◆ **EXERCISE DIRECTIONS**: Where a line of the records contains the word "title", show that line.
[SOURCE RECORDS — start]
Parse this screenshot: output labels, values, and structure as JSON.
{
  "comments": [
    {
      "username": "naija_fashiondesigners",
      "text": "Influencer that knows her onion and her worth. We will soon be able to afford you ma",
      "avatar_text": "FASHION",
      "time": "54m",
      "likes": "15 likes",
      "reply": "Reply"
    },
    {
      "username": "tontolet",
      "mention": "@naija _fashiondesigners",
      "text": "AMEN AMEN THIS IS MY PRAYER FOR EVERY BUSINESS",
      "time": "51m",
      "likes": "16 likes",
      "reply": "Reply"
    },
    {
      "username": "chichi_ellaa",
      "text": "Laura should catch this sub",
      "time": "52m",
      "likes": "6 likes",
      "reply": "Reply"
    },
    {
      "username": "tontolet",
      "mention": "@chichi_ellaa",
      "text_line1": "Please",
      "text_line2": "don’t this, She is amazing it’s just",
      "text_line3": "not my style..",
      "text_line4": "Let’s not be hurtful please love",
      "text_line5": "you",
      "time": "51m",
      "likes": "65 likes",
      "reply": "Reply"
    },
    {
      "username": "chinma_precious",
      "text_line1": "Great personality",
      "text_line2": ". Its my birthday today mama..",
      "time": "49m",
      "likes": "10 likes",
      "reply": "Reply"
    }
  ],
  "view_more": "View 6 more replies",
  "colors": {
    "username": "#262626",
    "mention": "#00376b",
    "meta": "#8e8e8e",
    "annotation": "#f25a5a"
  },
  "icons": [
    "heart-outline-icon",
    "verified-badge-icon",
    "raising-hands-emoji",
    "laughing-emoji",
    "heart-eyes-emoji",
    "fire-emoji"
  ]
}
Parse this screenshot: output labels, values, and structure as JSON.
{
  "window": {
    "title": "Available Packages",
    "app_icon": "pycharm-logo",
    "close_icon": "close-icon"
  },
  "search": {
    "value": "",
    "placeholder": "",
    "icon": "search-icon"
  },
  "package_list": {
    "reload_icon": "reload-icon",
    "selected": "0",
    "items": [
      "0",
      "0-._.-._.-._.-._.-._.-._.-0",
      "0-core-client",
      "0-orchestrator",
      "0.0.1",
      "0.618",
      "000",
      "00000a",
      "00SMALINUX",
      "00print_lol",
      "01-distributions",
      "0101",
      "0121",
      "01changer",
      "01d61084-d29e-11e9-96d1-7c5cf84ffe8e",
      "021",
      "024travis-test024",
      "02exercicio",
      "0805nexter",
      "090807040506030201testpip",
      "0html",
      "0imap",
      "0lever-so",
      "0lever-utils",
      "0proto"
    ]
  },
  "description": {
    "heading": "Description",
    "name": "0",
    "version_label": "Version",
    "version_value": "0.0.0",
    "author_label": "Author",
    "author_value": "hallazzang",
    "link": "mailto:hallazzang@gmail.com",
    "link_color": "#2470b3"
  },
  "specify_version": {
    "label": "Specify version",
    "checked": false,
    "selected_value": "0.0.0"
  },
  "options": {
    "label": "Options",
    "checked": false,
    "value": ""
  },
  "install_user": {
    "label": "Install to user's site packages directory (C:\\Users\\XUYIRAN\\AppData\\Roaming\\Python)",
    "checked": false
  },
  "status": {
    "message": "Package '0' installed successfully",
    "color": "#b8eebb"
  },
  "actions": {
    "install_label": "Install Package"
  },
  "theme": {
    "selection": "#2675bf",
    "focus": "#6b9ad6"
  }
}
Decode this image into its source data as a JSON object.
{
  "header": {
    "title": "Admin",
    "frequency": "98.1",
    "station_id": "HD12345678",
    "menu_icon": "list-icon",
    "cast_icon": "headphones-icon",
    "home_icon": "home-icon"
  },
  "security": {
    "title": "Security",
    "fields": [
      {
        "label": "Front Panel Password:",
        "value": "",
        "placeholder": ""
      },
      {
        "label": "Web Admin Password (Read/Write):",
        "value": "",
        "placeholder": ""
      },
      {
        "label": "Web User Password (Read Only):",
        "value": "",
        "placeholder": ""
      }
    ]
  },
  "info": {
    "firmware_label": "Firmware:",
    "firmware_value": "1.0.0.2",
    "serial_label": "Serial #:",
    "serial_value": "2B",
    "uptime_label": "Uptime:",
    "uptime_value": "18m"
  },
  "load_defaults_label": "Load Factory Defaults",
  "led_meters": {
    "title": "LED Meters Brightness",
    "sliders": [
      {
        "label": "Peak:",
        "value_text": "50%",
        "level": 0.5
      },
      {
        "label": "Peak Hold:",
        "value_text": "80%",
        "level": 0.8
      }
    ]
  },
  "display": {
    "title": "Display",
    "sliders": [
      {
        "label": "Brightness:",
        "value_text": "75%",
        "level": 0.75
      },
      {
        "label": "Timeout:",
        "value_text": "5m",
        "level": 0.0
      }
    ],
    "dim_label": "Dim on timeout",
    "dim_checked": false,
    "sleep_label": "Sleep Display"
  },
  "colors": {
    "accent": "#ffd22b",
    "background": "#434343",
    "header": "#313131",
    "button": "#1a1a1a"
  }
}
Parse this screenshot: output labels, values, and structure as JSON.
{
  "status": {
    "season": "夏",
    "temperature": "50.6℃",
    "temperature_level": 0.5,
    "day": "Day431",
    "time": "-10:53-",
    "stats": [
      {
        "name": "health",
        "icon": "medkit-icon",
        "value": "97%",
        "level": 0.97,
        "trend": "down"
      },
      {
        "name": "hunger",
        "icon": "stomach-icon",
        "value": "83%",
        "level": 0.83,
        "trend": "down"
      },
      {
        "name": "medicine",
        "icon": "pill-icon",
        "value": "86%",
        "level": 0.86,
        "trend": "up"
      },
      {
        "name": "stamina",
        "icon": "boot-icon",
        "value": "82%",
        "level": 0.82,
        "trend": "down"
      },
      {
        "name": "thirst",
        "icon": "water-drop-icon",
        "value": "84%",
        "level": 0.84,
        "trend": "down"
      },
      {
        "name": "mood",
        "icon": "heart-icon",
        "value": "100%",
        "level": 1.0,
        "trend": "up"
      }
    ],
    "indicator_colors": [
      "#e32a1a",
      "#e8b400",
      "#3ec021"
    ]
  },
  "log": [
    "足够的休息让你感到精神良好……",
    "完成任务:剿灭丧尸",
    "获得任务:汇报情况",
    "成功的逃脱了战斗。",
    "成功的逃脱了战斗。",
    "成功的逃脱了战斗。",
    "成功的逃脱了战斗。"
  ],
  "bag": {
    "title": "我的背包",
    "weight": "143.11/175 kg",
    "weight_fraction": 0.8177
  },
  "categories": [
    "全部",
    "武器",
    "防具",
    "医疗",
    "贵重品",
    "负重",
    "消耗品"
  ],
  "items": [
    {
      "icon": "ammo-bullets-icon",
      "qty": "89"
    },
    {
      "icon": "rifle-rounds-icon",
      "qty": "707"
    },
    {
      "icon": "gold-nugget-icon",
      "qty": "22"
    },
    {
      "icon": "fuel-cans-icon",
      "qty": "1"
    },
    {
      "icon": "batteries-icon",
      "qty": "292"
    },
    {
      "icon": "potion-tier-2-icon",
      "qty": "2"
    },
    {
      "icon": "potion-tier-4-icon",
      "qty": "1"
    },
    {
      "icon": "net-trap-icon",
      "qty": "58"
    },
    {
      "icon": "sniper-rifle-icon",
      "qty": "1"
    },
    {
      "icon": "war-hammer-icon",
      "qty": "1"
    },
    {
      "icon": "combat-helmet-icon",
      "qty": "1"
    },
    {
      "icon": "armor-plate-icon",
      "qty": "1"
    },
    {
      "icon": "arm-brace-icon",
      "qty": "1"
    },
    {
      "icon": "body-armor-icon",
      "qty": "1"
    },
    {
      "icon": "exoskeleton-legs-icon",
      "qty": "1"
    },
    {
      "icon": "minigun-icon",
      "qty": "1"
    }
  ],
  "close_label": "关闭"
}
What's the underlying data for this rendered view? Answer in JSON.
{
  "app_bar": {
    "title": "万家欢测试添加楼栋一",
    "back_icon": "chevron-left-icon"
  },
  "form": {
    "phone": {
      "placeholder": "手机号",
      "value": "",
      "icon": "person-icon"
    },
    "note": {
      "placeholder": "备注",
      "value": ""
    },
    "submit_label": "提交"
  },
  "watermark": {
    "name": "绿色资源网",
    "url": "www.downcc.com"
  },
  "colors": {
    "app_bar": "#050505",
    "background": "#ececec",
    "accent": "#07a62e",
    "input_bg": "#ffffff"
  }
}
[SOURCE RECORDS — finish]
◆ **TASK SOLUTION**:
    "title": "Available Packages",
    "title": "Admin",
    "title": "Security",
    "title": "LED Meters Brightness",
    "title": "Display",
    "title": "我的背包",
    "title": "万家欢测试添加楼栋一",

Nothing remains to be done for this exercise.